@article{baydin_automatic_2018,
title = {Automatic differentiation in machine learning: a survey},
shorttitle = {Automatic differentiation in machine learning},
url = {http://arxiv.org/abs/1502.05767},
abstract = {Derivatives, mostly in the form of gradients and Hessians, are ubiquitous in machine learning. Automatic differentiation (AD), also called algorithmic differentiation or simply "autodiff", is a family of techniques similar to but more general than backpropagation for efficiently and accurately evaluating derivatives of numeric functions expressed as computer programs. AD is a small but established field with applications in areas including computational fluid dynamics, atmospheric sciences, and engineering design optimization. Until very recently, the fields of machine learning and AD have largely been unaware of each other and, in some cases, have independently discovered each other's results. Despite its relevance, general-purpose AD has been missing from the machine learning toolbox, a situation slowly changing with its ongoing adoption under the names "dynamic computational graphs" and "differentiable programming". We survey the intersection of AD and machine learning, cover applications where AD has direct relevance, and address the main implementation techniques. By precisely defining the main differentiation techniques and their interrelationships, we aim to bring clarity to the usage of the terms "autodiff", "automatic differentiation", and "symbolic differentiation" as these are encountered more and more in machine learning settings.},
urldate = {2019-11-22},
journal = {arXiv:1502.05767 [cs, stat]},

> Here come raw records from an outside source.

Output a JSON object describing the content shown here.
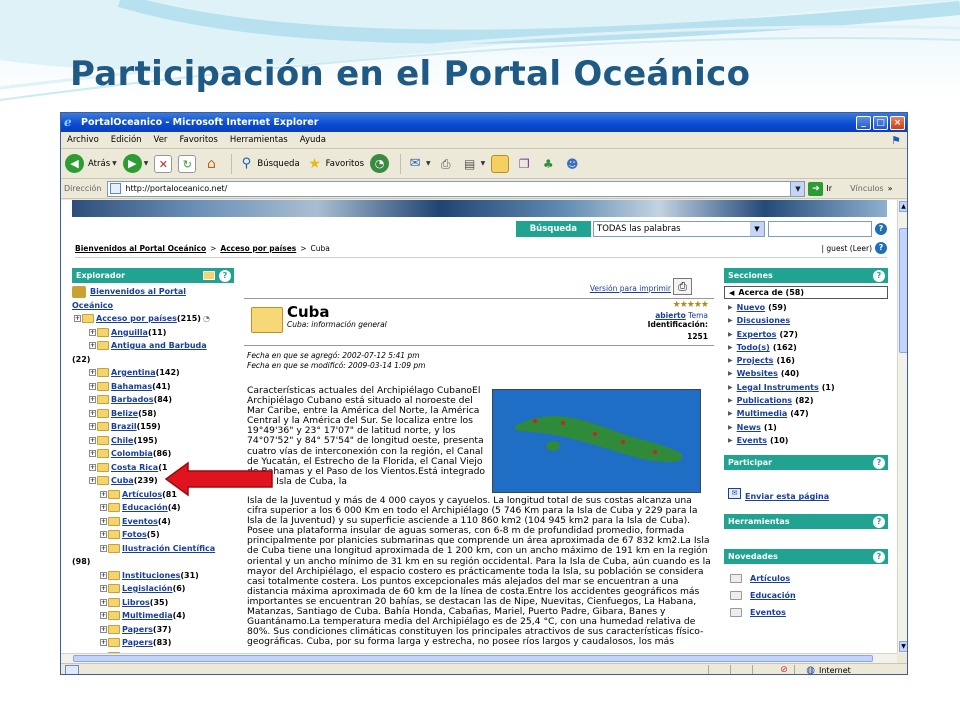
{
  "slide": {
    "title": "Participación en el Portal Oceánico"
  },
  "window": {
    "title": "PortalOceanico - Microsoft Internet Explorer",
    "min": "_",
    "max": "□",
    "close": "×"
  },
  "menu": [
    "Archivo",
    "Edición",
    "Ver",
    "Favoritos",
    "Herramientas",
    "Ayuda"
  ],
  "toolbar": {
    "back": "Atrás",
    "search": "Búsqueda",
    "favorites": "Favoritos"
  },
  "address": {
    "label": "Dirección",
    "url": "http://portaloceanico.net/",
    "go": "Ir",
    "links": "Vínculos"
  },
  "search": {
    "label": "Búsqueda",
    "option": "TODAS las palabras",
    "help": "?"
  },
  "breadcrumb": {
    "home": "Bienvenidos al Portal Oceánico",
    "sep1": ">",
    "section": "Acceso por países",
    "sep2": ">",
    "current": "Cuba",
    "user": "| guest (Leer)"
  },
  "explorer": {
    "title": "Explorador",
    "root1": "Bienvenidos al Portal",
    "root2": "Oceánico",
    "tree": [
      {
        "label": "Acceso por países",
        "count": "(215)"
      },
      {
        "label": "Anguilla",
        "count": "(11)"
      },
      {
        "label": "Antigua and Barbuda",
        "count": ""
      },
      {
        "label": "",
        "count": "(22)"
      },
      {
        "label": "Argentina",
        "count": "(142)"
      },
      {
        "label": "Bahamas",
        "count": "(41)"
      },
      {
        "label": "Barbados",
        "count": "(84)"
      },
      {
        "label": "Belize",
        "count": "(58)"
      },
      {
        "label": "Brazil",
        "count": "(159)"
      },
      {
        "label": "Chile",
        "count": "(195)"
      },
      {
        "label": "Colombia",
        "count": "(86)"
      },
      {
        "label": "Costa Rica",
        "count": "(1"
      },
      {
        "label": "Cuba",
        "count": "(239)"
      },
      {
        "label": "Artículos",
        "count": "(81"
      },
      {
        "label": "Educación",
        "count": "(4)"
      },
      {
        "label": "Eventos",
        "count": "(4)"
      },
      {
        "label": "Fotos",
        "count": "(5)"
      },
      {
        "label": "Ilustración Científica",
        "count": ""
      },
      {
        "label": "",
        "count": "(98)"
      },
      {
        "label": "Instituciones",
        "count": "(31)"
      },
      {
        "label": "Legislación",
        "count": "(6)"
      },
      {
        "label": "Libros",
        "count": "(35)"
      },
      {
        "label": "Multimedia",
        "count": "(4)"
      },
      {
        "label": "Papers",
        "count": "(37)"
      },
      {
        "label": "Papers",
        "count": "(83)"
      },
      {
        "label": "Premios",
        "count": "(5)"
      }
    ]
  },
  "article": {
    "print": "Versión para imprimir",
    "title": "Cuba",
    "subtitle": "Cuba: información general",
    "status": "abierto",
    "tema": "Tema",
    "id_label": "Identificación:",
    "id": "1251",
    "added": "Fecha en que se agregó: 2002-07-12 5:41 pm",
    "modified": "Fecha en que se modificó: 2009-03-14 1:09 pm",
    "body1": "Características actuales del Archipiélago CubanoEl Archipiélago Cubano está situado al noroeste del Mar Caribe, entre la América del Norte, la América Central y la América del Sur. Se localiza entre los 19°49'36\" y 23° 17'07\" de latitud norte, y los 74°07'52\" y 84° 57'54\" de longitud oeste, presenta cuatro vías de interconexión con la región, el Canal de Yucatán, el Estrecho de la Florida, el Canal Viejo de Bahamas y el Paso de los Vientos.Está integrado por la Isla de Cuba, la",
    "body2": "Isla de la Juventud y más de 4 000 cayos y cayuelos. La longitud total de sus costas alcanza una cifra superior a los 6 000 Km en todo el Archipiélago (5 746 Km para la Isla de Cuba y 229 para la Isla de la Juventud) y su superficie asciende a 110 860 km2 (104 945 km2 para la Isla de Cuba). Posee una plataforma insular de aguas someras, con 6-8 m de profundidad promedio, formada principalmente por planicies submarinas que comprende un área aproximada de 67 832 km2.La Isla de Cuba tiene una longitud aproximada de 1 200 km, con un ancho máximo de 191 km en la región oriental y un ancho mínimo de 31 km en su región occidental. Para la Isla de Cuba, aún cuando es la mayor del Archipiélago, el espacio costero es prácticamente toda la Isla, su población se considera casi totalmente costera. Los puntos excepcionales más alejados del mar se encuentran a una distancia máxima aproximada de 60 km de la línea de costa.Entre los accidentes geográficos más importantes se encuentran 20 bahías, se destacan las de Nipe, Nuevitas, Cienfuegos, La Habana, Matanzas, Santiago de Cuba. Bahía Honda, Cabañas, Mariel, Puerto Padre, Gibara, Banes y Guantánamo.La temperatura media del Archipiélago es de 25,4 °C, con una humedad relativa de 80%. Sus condiciones climáticas constituyen los principales atractivos de sus características físico-geográficas. Cuba, por su forma larga y estrecha, no posee ríos largos y caudalosos, los más"
  },
  "sections": {
    "title": "Secciones",
    "acerca": "Acerca de (58)",
    "items": [
      {
        "label": "Nuevo",
        "count": "(59)"
      },
      {
        "label": "Discusiones",
        "count": ""
      },
      {
        "label": "Expertos",
        "count": "(27)"
      },
      {
        "label": "Todo(s)",
        "count": "(162)"
      },
      {
        "label": "Projects",
        "count": "(16)"
      },
      {
        "label": "Websites",
        "count": "(40)"
      },
      {
        "label": "Legal Instruments",
        "count": "(1)"
      },
      {
        "label": "Publications",
        "count": "(82)"
      },
      {
        "label": "Multimedia",
        "count": "(47)"
      },
      {
        "label": "News",
        "count": "(1)"
      },
      {
        "label": "Events",
        "count": "(10)"
      }
    ]
  },
  "participar": {
    "title": "Participar",
    "link": "Enviar esta página"
  },
  "herramientas": {
    "title": "Herramientas"
  },
  "novedades": {
    "title": "Novedades",
    "items": [
      "Artículos",
      "Educación",
      "Eventos"
    ]
  },
  "status": {
    "zone": "Internet"
  },
  "colors": {
    "teal": "#21a391",
    "title_blue": "#1f5a85",
    "link": "#1a3f9a",
    "arrow": "#e0141e"
  }
}
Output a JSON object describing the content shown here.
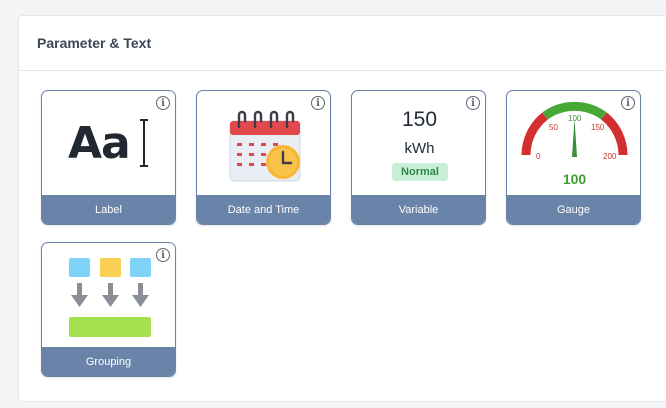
{
  "panel": {
    "title": "Parameter & Text"
  },
  "cards": [
    {
      "label": "Label",
      "preview_text": "Aa"
    },
    {
      "label": "Date and Time"
    },
    {
      "label": "Variable",
      "value": "150",
      "unit": "kWh",
      "status": "Normal"
    },
    {
      "label": "Gauge",
      "ticks": [
        "0",
        "50",
        "100",
        "150",
        "200"
      ],
      "value": "100"
    },
    {
      "label": "Grouping"
    }
  ],
  "info_glyph": "i",
  "icons": [
    "info-icon",
    "text-label-icon",
    "calendar-clock-icon",
    "gauge-icon",
    "grouping-icon"
  ],
  "colors": {
    "card_footer": "#6a83a8",
    "status_bg": "#c9efd6",
    "status_text": "#2b8a4b",
    "gauge_green": "#3f9d2f",
    "gauge_red": "#d32f2f"
  }
}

author = {Baydin, Atilim Gunes and Pearlmutter, Barak A. and Radul, Alexey Andreyevich and Siskind, Jeffrey Mark},
month = feb,
year = {2018},

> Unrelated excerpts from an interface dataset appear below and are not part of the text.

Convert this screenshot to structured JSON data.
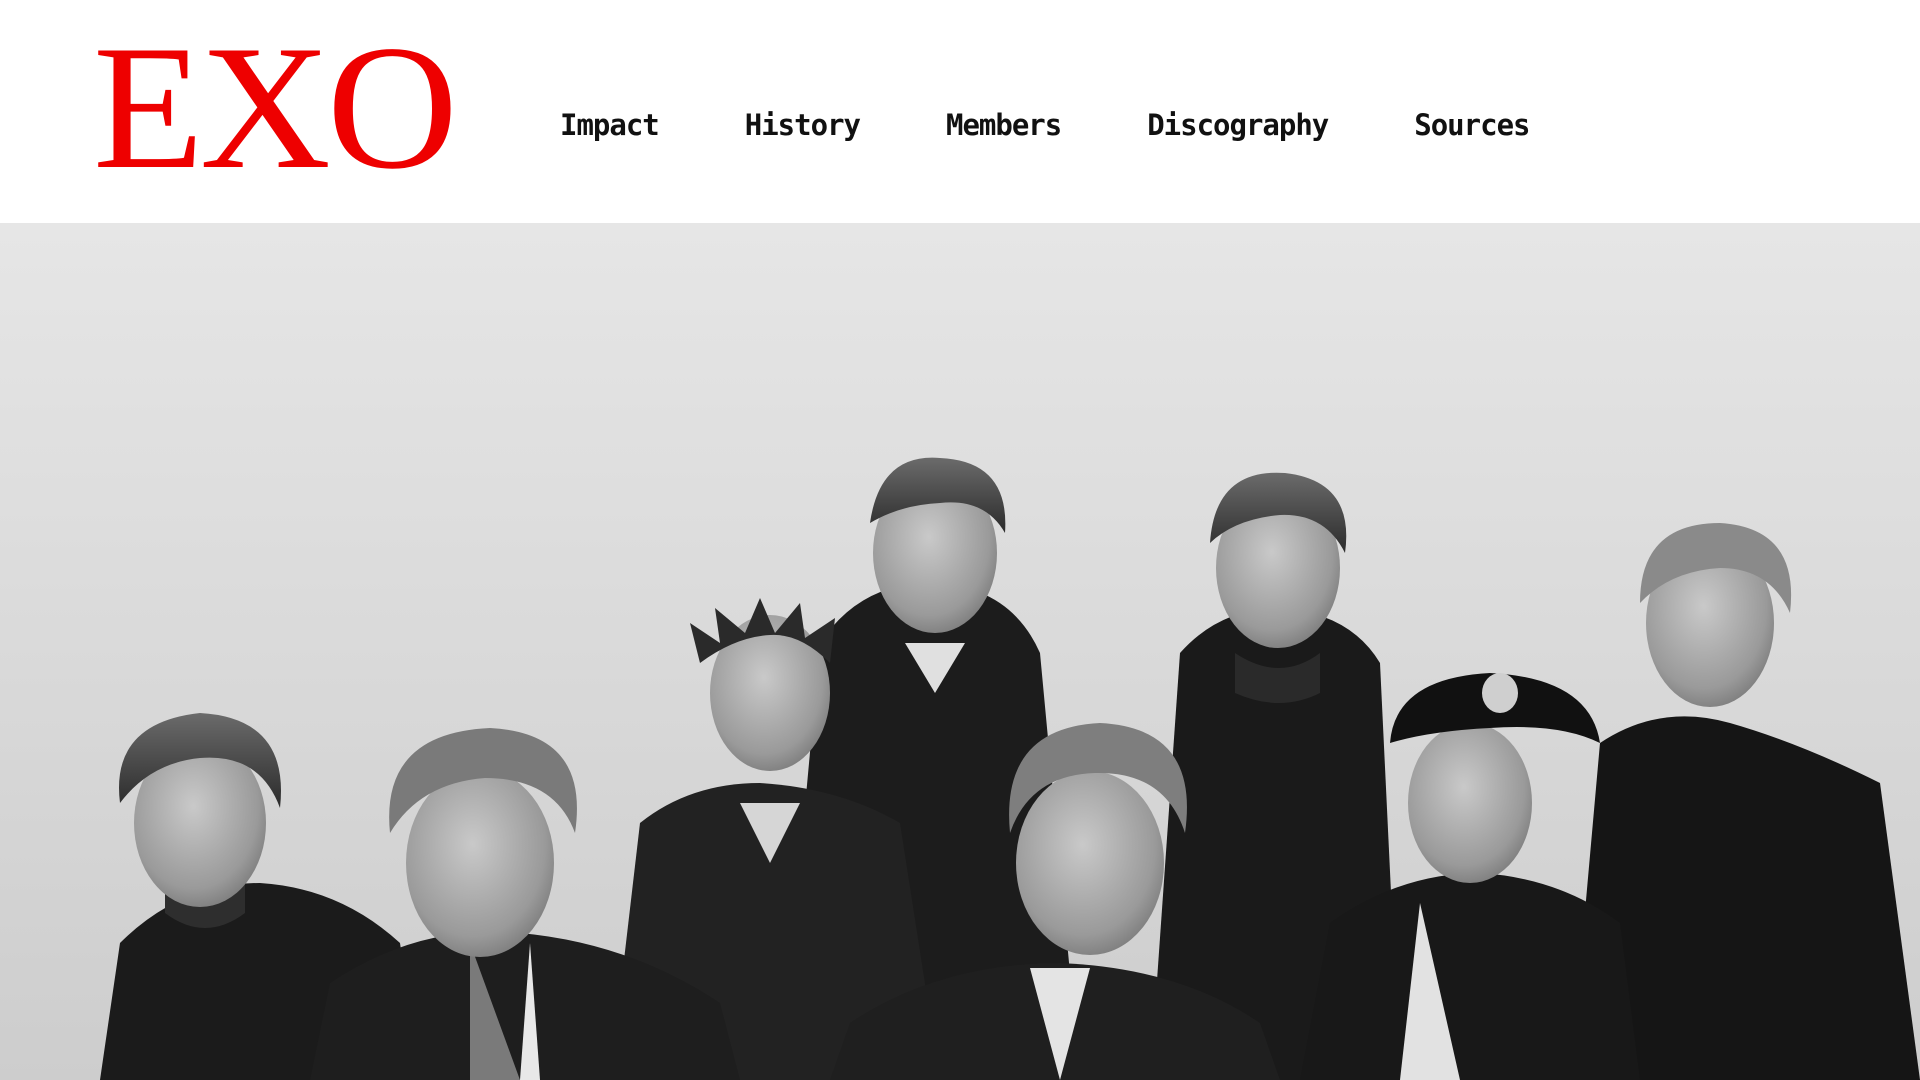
{
  "site": {
    "logo_text": "EXO",
    "brand_color": "#ee0000"
  },
  "nav": {
    "items": [
      {
        "label": "Impact"
      },
      {
        "label": "History"
      },
      {
        "label": "Members"
      },
      {
        "label": "Discography"
      },
      {
        "label": "Sources"
      }
    ]
  },
  "hero": {
    "image_style": "black-and-white group photo",
    "member_count": 8,
    "background_color": "#dedede"
  }
}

note = {ZSCC: 0000318
arXiv: 1502.05767},
keywords = {Automatic differentiation, Classical ML, Differentiation, Machine learning}
}
@article{murfet_derivatives_2019,
title = {Derivatives of {Turing} machines in {Linear} {Logic}},
url = {http://arxiv.org/abs/1805.11813},
abstract = {We calculate denotations under the Sweedler semantics of the Ehrhard-Regnier derivatives of various encodings of Turing machines into linear logic. We show that these derivatives calculate the rate of change of probabilities naturally arising in the Sweedler semantics of linear logic proofs. The resulting theory is applied to the problem of synthesising Turing machines by gradient descent.},
urldate = {2019-11-21},
journal = {arXiv:1805.11813 [math]},
author = {Murfet, Daniel and Clift, James},
month = jan,
year = {2019},
note = {ZSCC: NoCitationData[s0]
arXiv: 1805.11813},
keywords = {Abstract machines, Categorical ML, Differentiation, Linear logic, Machine learning}
}
@inproceedings{sprunger_differentiable_2019,
address = {Vancouver, BC, Canada},
title = {Differentiable {Causal} {Computations} via {Delayed} {Trace}},
isbn = {978-1-72813-608-0},
url = {https://ieeexplore.ieee.org/document/8785670/},
doi = {10/ggdf98},
abstract = {We investigate causal computations taking sequences of inputs to sequences of outputs where the nth output depends on the ﬁrst n inputs only. We model these in category theory via a construction taking a Cartesian category C to another category St(C) with a novel trace-like operation called “delayed trace”, which misses yanking and dinaturality axioms of the usual trace. The delayed trace operation provides a feedback mechanism in St(C) with an implicit guardedness guarantee.},
language = {en},
urldate = {2019-11-23},
booktitle = {2019 34th {Annual} {ACM}/{IEEE} {Symposium} on {Logic} in {Computer} {Science} ({LICS})},
publisher = {IEEE},
author = {Sprunger, David and Katsumata, Shin-ya},
month = jun,
year = {2019},
note = {ZSCC: 0000002},
keywords = {Categorical ML, Differentiation},
pages = {1--12}
}